We attach the same importance to photographs as well (and there now is ample talk that digital cameras deliver not just pictures, but – somehow – data). Photographs, we think, give us vital clues about the world, in particular if they’re portraits. If they’re portraits, they show us not just the surface of the portrayed person’s skin, they give us a window into her or his soul.

These ideas come together in Reinier van der Lingen‘s It could have been you if it hadn’t been me. The book contains a larger portrait of Babet Boon, covering the period of a little over two years while she was fighting breast cancer. Combining portraits of the woman’s face with medical data, taken at regular intervals, the book traces a life in limbo. Only medical professionals, and possibly those with experience dealing with cancer, will understand the relevance of the acronyms, medical terms, and numbers. But we all will be able to see something in Boon’s changing face.

Smartly designed by Sybren Kuiper, the book resembles a clinical report. And all those overwhelmed by the flood of data might just want to go from the portrait taken on 2 February 2012 to the one on 15 May 2013 to get some idea of the kind of experience Babet Boon must have had.

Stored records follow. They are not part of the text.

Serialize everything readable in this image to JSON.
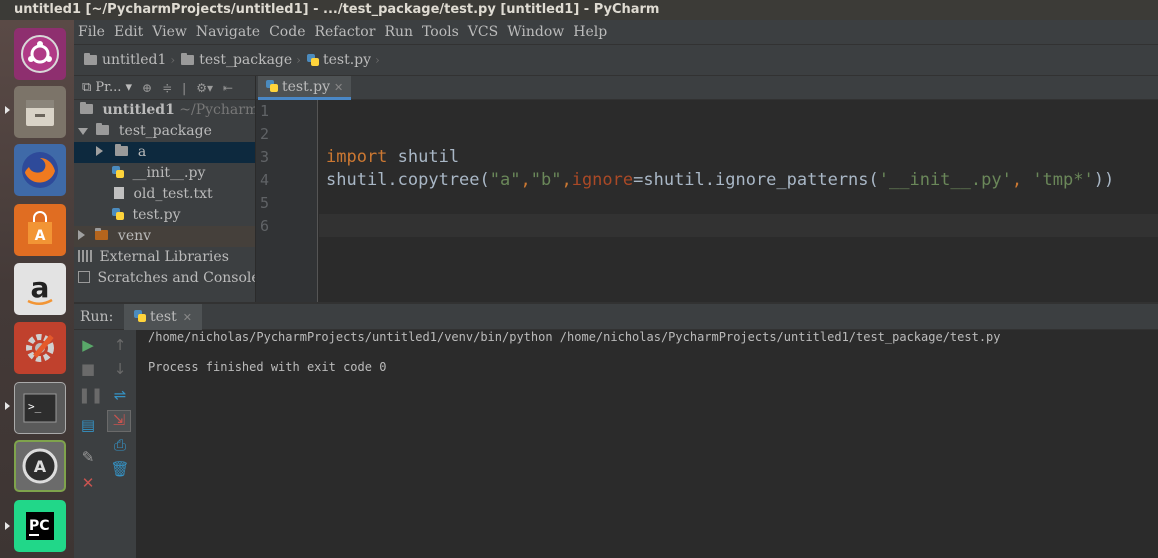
{
  "window": {
    "title": "untitled1 [~/PycharmProjects/untitled1] - .../test_package/test.py [untitled1] - PyCharm"
  },
  "launcher": {
    "items": [
      "ubuntu-dash",
      "files",
      "firefox",
      "software-center",
      "amazon",
      "system-settings",
      "terminal",
      "software-updater",
      "pycharm"
    ]
  },
  "menu": [
    "File",
    "Edit",
    "View",
    "Navigate",
    "Code",
    "Refactor",
    "Run",
    "Tools",
    "VCS",
    "Window",
    "Help"
  ],
  "breadcrumbs": [
    "untitled1",
    "test_package",
    "test.py"
  ],
  "project_panel": {
    "label": "Pr...",
    "root": {
      "name": "untitled1",
      "path": "~/Pycharm"
    },
    "tree": {
      "test_package": "test_package",
      "a": "a",
      "init": "__init__.py",
      "old_test": "old_test.txt",
      "test": "test.py",
      "venv": "venv",
      "external": "External Libraries",
      "scratches": "Scratches and Consoles"
    }
  },
  "editor": {
    "tab": "test.py",
    "line_numbers": [
      "1",
      "2",
      "3",
      "4",
      "5",
      "6"
    ],
    "code": {
      "l3_kw": "import",
      "l3_rest": " shutil",
      "l4_a": "shutil.copytree(",
      "l4_s1": "\"a\"",
      "l4_c1": ",",
      "l4_s2": "\"b\"",
      "l4_c2": ",",
      "l4_param": "ignore",
      "l4_b": "=shutil.ignore_patterns(",
      "l4_s3": "'__init__.py'",
      "l4_c3": ", ",
      "l4_s4": "'tmp*'",
      "l4_end": "))"
    }
  },
  "run": {
    "label": "Run:",
    "tab": "test",
    "console": [
      "/home/nicholas/PycharmProjects/untitled1/venv/bin/python /home/nicholas/PycharmProjects/untitled1/test_package/test.py",
      "Process finished with exit code 0"
    ]
  },
  "colors": {
    "keyword": "#cc7832",
    "string": "#6a8759",
    "parameter": "#aa4926",
    "selection": "#0d293e",
    "tab_underline": "#4a88c7"
  }
}
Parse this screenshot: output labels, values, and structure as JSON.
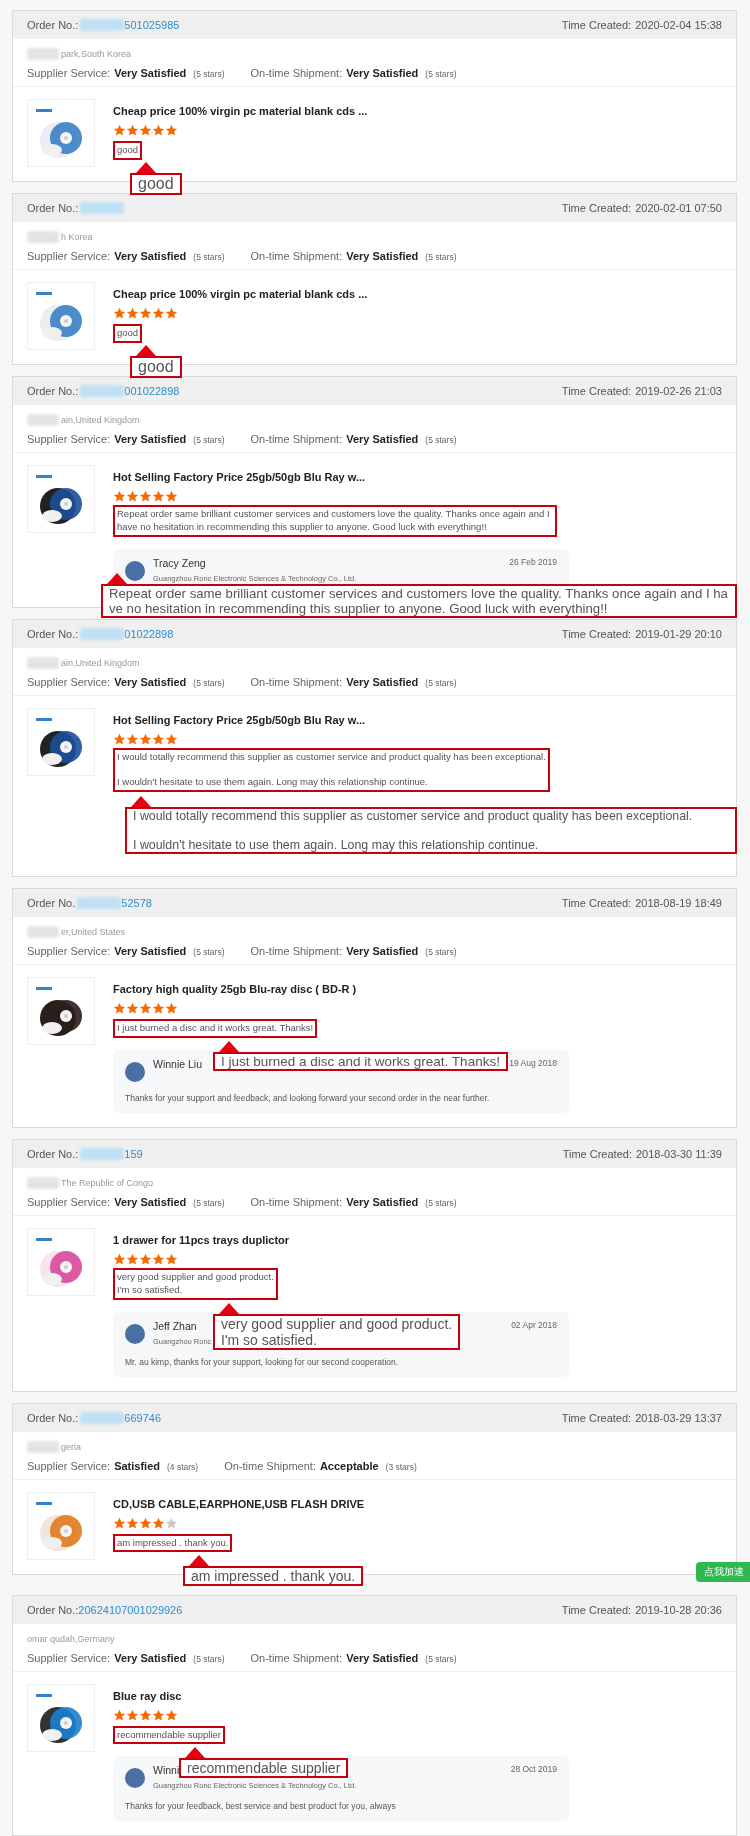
{
  "orders": [
    {
      "order_label": "Order No.:",
      "order_blurred": true,
      "order_number": "501025985",
      "time_label": "Time Created:",
      "time": "2020-02-04 15:38",
      "buyer_blurred": true,
      "location": "park,South Korea",
      "ratings": [
        {
          "label": "Supplier Service:",
          "value": "Very Satisfied",
          "stars_text": "(5 stars)"
        },
        {
          "label": "On-time Shipment:",
          "value": "Very Satisfied",
          "stars_text": "(5 stars)"
        }
      ],
      "product": {
        "title": "Cheap price 100% virgin pc material blank cds ...",
        "stars": 5,
        "review": "good",
        "callout": "good"
      }
    },
    {
      "order_label": "Order No.:",
      "order_blurred": true,
      "time_label": "Time Created:",
      "time": "2020-02-01 07:50",
      "buyer_blurred": true,
      "location": "h Korea",
      "ratings": [
        {
          "label": "Supplier Service:",
          "value": "Very Satisfied",
          "stars_text": "(5 stars)"
        },
        {
          "label": "On-time Shipment:",
          "value": "Very Satisfied",
          "stars_text": "(5 stars)"
        }
      ],
      "product": {
        "title": "Cheap price 100% virgin pc material blank cds ...",
        "stars": 5,
        "review": "good",
        "callout": "good"
      }
    },
    {
      "order_label": "Order No.:",
      "order_blurred": true,
      "order_number": "001022898",
      "time_label": "Time Created:",
      "time": "2019-02-26 21:03",
      "buyer_blurred": true,
      "location": "ain,United Kingdom",
      "ratings": [
        {
          "label": "Supplier Service:",
          "value": "Very Satisfied",
          "stars_text": "(5 stars)"
        },
        {
          "label": "On-time Shipment:",
          "value": "Very Satisfied",
          "stars_text": "(5 stars)"
        }
      ],
      "product": {
        "title": "Hot Selling Factory Price 25gb/50gb Blu Ray w...",
        "stars": 5,
        "review": "Repeat order same brilliant customer services and customers love the quality. Thanks once again and I have no hesitation in recommending this supplier to anyone. Good luck with everything!!",
        "callout": "Repeat order same brilliant customer services and customers love the quality. Thanks once again and I have no hesitation in recommending this supplier to anyone. Good luck with everything!!"
      },
      "reply": {
        "name": "Tracy Zeng",
        "company": "Guangzhou Ronc Electronic Sciences & Technology Co., Ltd.",
        "date": "26 Feb 2019"
      }
    },
    {
      "order_label": "Order No.:",
      "order_blurred": true,
      "order_number": "01022898",
      "time_label": "Time Created:",
      "time": "2019-01-29 20:10",
      "buyer_blurred": true,
      "location": "ain,United Kingdom",
      "ratings": [
        {
          "label": "Supplier Service:",
          "value": "Very Satisfied",
          "stars_text": "(5 stars)"
        },
        {
          "label": "On-time Shipment:",
          "value": "Very Satisfied",
          "stars_text": "(5 stars)"
        }
      ],
      "product": {
        "title": "Hot Selling Factory Price 25gb/50gb Blu Ray w...",
        "stars": 5,
        "review": "I would totally recommend this supplier as customer service and product quality has been exceptional.\n\nI wouldn't hesitate to use them again. Long may this relationship continue.",
        "callout": "I would totally recommend this supplier as customer service and product quality has been exceptional.\n\nI wouldn't hesitate to use them again. Long may this relationship continue."
      }
    },
    {
      "order_label": "Order No.",
      "order_blurred": true,
      "order_number": "52578",
      "time_label": "Time Created:",
      "time": "2018-08-19 18:49",
      "buyer_blurred": true,
      "location": "er,United States",
      "ratings": [
        {
          "label": "Supplier Service:",
          "value": "Very Satisfied",
          "stars_text": "(5 stars)"
        },
        {
          "label": "On-time Shipment:",
          "value": "Very Satisfied",
          "stars_text": "(5 stars)"
        }
      ],
      "product": {
        "title": "Factory high quality 25gb Blu-ray disc ( BD-R )",
        "stars": 5,
        "review": "I just burned a disc and it works great. Thanks!",
        "callout": "I just burned a disc and it works great. Thanks!"
      },
      "reply": {
        "name": "Winnie Liu",
        "date": "19 Aug 2018",
        "message": "Thanks for your support and feedback, and looking forward your second order in the near further."
      }
    },
    {
      "order_label": "Order No.:",
      "order_blurred": true,
      "order_number": "159",
      "time_label": "Time Created:",
      "time": "2018-03-30 11:39",
      "buyer_blurred": true,
      "location": "The Republic of Congo",
      "ratings": [
        {
          "label": "Supplier Service:",
          "value": "Very Satisfied",
          "stars_text": "(5 stars)"
        },
        {
          "label": "On-time Shipment:",
          "value": "Very Satisfied",
          "stars_text": "(5 stars)"
        }
      ],
      "product": {
        "title": "1 drawer for 11pcs trays duplictor",
        "stars": 5,
        "review": "very good supplier and good product.\nI'm so satisfied.",
        "callout": "very good supplier and good product.\nI'm so satisfied."
      },
      "reply": {
        "name": "Jeff Zhan",
        "company": "Guangzhou Ronc",
        "date": "02 Apr 2018",
        "message": "Mr. au kimp, thanks for your support, looking for our second cooperation."
      }
    },
    {
      "order_label": "Order No.:",
      "order_blurred": true,
      "order_number": "669746",
      "time_label": "Time Created:",
      "time": "2018-03-29 13:37",
      "buyer_blurred": true,
      "location": "geria",
      "ratings": [
        {
          "label": "Supplier Service:",
          "value": "Satisfied",
          "stars_text": "(4 stars)"
        },
        {
          "label": "On-time Shipment:",
          "value": "Acceptable",
          "stars_text": "(3 stars)"
        }
      ],
      "product": {
        "title": "CD,USB CABLE,EARPHONE,USB FLASH DRIVE",
        "stars": 4,
        "review": "am impressed . thank you.",
        "callout": "am impressed . thank you."
      }
    },
    {
      "order_label": "Order No.:",
      "order_blurred": false,
      "order_number": "20624107001029926",
      "time_label": "Time Created:",
      "time": "2019-10-28 20:36",
      "buyer_blurred": false,
      "location": "omar qudah,Germany",
      "ratings": [
        {
          "label": "Supplier Service:",
          "value": "Very Satisfied",
          "stars_text": "(5 stars)"
        },
        {
          "label": "On-time Shipment:",
          "value": "Very Satisfied",
          "stars_text": "(5 stars)"
        }
      ],
      "product": {
        "title": "Blue ray disc",
        "stars": 5,
        "review": "recommendable supplier",
        "callout": "recommendable supplier"
      },
      "reply": {
        "name": "Winni",
        "company": "Guangzhou Ronc Electronic Sciences & Technology Co., Ltd.",
        "date": "28 Oct 2019",
        "message": "Thanks for your feedback, best service and best product for you, always"
      }
    }
  ],
  "float_badge": "点我加速"
}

It could have been you if it hadn’t been me; photographs by Reinier van der Lingen; 152 pages; Komma/d’jonge Hond; 2014

Rating: Photography 3, Book Concept 3, Edit 3, Production 4 – Overall 3.3

Right after the internet, book fairs are possibly the absolute worst possible places to look at photobooks, especially if they are very large. The way I usually approach them is to do repeated visits, going back and back and back, to be able to get beyond what strikes me right away and to then look for what I might have overlooked. This approach will not guarantee I get to see every book. But it does make sure that I end up looking at books I didn’t consider picking up once, twice, three times…

At Unseen 2015, this approach had me pick up Makoto Azuma & Shunsuke Shiinoki‘s Encyclopedia of Flowers II at the very end of what I thought was really just a final, somewhat bored walk across the photobook market that I had visited four of five times before. What happens next I remember very well. It doesn’t happen very often that looking at a photobook causes the kind of reaction I experienced that late afternoon. I gasped. And then I scrambled to get my wallet out.

This particular book is an unlikely candidate for anyone from the world of art photography to get excited about. Certainly, most people I told about the book didn’t appear to get excited at all, only to then experience the same reaction I had when looking at it. Strictly speaking, Encyclopedia of Flowers II is a sort of encyclopedia, given that there is ample information about each and every one of the various flowers used in the arrangements photographs of which can be found inside.

But it really is one the most visceral experiences with photography I have come across in a long time. Open the book anywhere, and your eye will be overwhelmed by a massive assault of colour. This is no minimalist ikebana flower arranging. These are vast groups of flowers, carefully put together, yet designed to overwhelm. Whether it is shades of red or green or white, or combinations of colours, their abundance engulfs the viewer. If there ever was a pornography of colour, here is one (and I mean that in the best possible sense).

Utterly brilliant.

Encyclopedia of Flowers II; flower arrangements by Makoto Azuma; photographs by Shunsuke Shiinoki; 544 pages; Seigensha Art Publishing; 2015

Rating: Photography 5, Book Concept 4, Edit 3, Production 5 – Overall 4.5

(ratings explained here)